"I know the funny and tragic roles which are imposed upon people. I know the conventions, particularly those which women have to put up with. Yes, I have a great weakness for the petty bourgeoisie. But I find it very difficult to write about unpleasant characters. There, I hope, compassion intervenes."

"I hope they'll [the plays] last. Less as literature. Rather as a true reflection of our age. Something like the diaries of Pepys. Yes, as an accurate reflection of our age."

"It would be wrong to say, 'I'm not interested' [in politics]. After all, it concerns us all. I move away from extremes as far as possible. The extreme left wing of the Labour Party alarms me as much as the lack of tolerance in some conservative circles. If we had a social-democratic party I would probably be a social-democrat. I hope we shall be able to maintain our balance. I would say I stand a fraction left of centre."

"Some critics appear to feel that serious plays are superior to funny plays. That's not true. Others, it seems to me, think I should be satisfied with playing the clown and leave the serious side to the 'heavies', for instance to Edward Bond. Some critics you respect more than others. I feel a particular affinity with Irving Wardle of The Times."

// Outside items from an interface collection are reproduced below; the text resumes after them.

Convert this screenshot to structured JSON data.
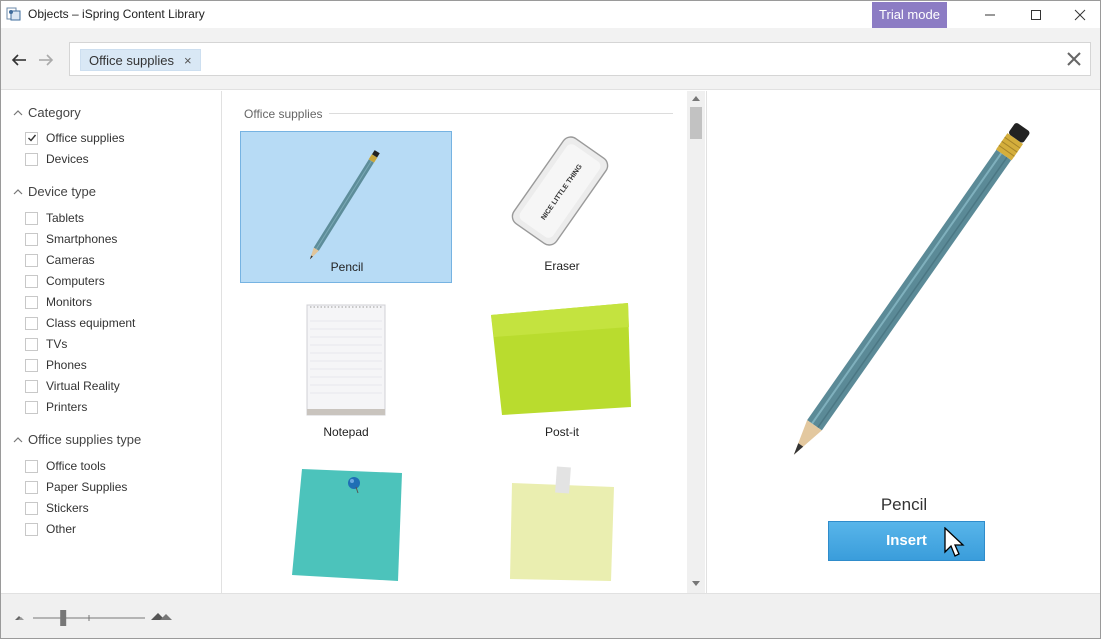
{
  "window": {
    "title": "Objects – iSpring Content Library",
    "trial_badge": "Trial mode",
    "accent_color": "#8c7cc4"
  },
  "toolbar": {
    "search_tag": "Office supplies",
    "search_value": "",
    "search_placeholder": ""
  },
  "sidebar": {
    "groups": [
      {
        "title": "Category",
        "items": [
          {
            "label": "Office supplies",
            "checked": true
          },
          {
            "label": "Devices",
            "checked": false
          }
        ]
      },
      {
        "title": "Device type",
        "items": [
          {
            "label": "Tablets",
            "checked": false
          },
          {
            "label": "Smartphones",
            "checked": false
          },
          {
            "label": "Cameras",
            "checked": false
          },
          {
            "label": "Computers",
            "checked": false
          },
          {
            "label": "Monitors",
            "checked": false
          },
          {
            "label": "Class equipment",
            "checked": false
          },
          {
            "label": "TVs",
            "checked": false
          },
          {
            "label": "Phones",
            "checked": false
          },
          {
            "label": "Virtual Reality",
            "checked": false
          },
          {
            "label": "Printers",
            "checked": false
          }
        ]
      },
      {
        "title": "Office supplies type",
        "items": [
          {
            "label": "Office tools",
            "checked": false
          },
          {
            "label": "Paper Supplies",
            "checked": false
          },
          {
            "label": "Stickers",
            "checked": false
          },
          {
            "label": "Other",
            "checked": false
          }
        ]
      }
    ]
  },
  "grid": {
    "section_title": "Office supplies",
    "items": [
      {
        "label": "Pencil",
        "selected": true
      },
      {
        "label": "Eraser",
        "selected": false
      },
      {
        "label": "Notepad",
        "selected": false
      },
      {
        "label": "Post-it",
        "selected": false
      },
      {
        "label": "",
        "selected": false
      },
      {
        "label": "",
        "selected": false
      }
    ],
    "eraser_print": "NICE LITTLE THING"
  },
  "preview": {
    "name": "Pencil",
    "insert_label": "Insert"
  },
  "zoom": {
    "level": 0.27
  }
}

"The more one writes the higher the standard which you measure yourself against. But the pressure, I think, is relieved by living and working here and not in London."

"To write prose I find extremely difficult. I've completely forgotten my grammar. And that's the fault of the actors. They know what to do with a full stop or a dash. But when it comes to a semi-colon they're lost. My own punctuation drives my publishing editor to despair. He does it for me."

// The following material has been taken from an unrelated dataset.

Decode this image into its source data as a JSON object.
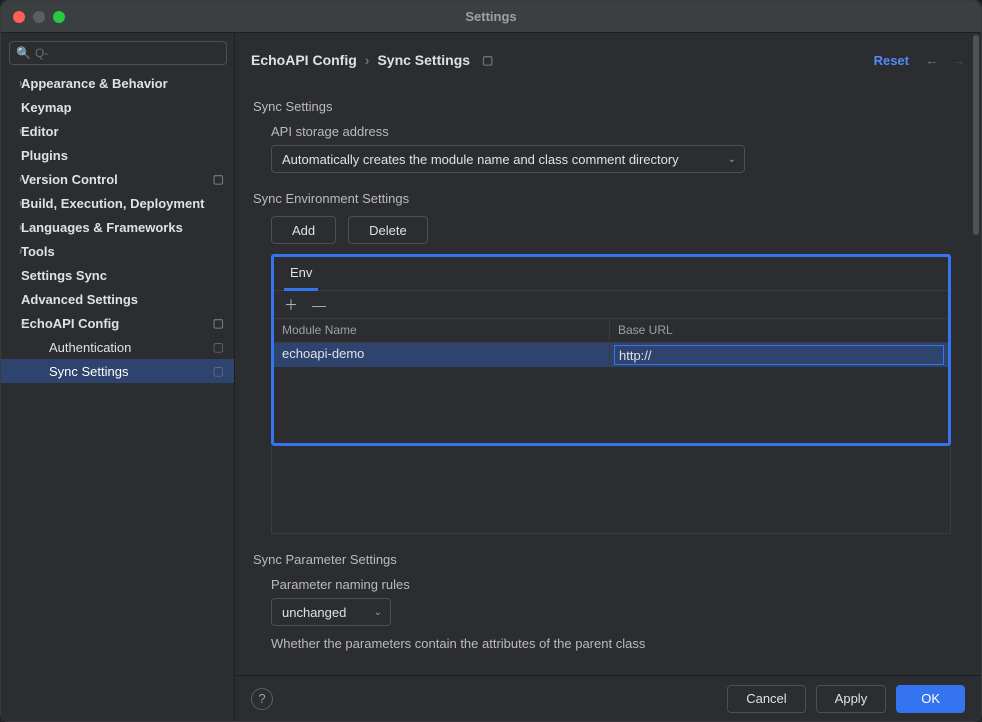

"I always carry masses of ideas in my head, all year round. When I have four weeks in summer I use three of them to sort things out and to decide which play I really want to write. Once I've decided on that I write the play within a week. The first ten pages are the most difficult. Then it goes on incredibly easy. There may be minor blockages but then it flows again. The characters dictate their own destiny."

"I realised that I was no great
actor; that I am better as a writer than as an actor. But it was very useful to have done it. I can see actors from the inside now. And I wanted to direct. That doesn't go very well together with acting. Either or. A director is objective. But to direct and to write that's a very good combination."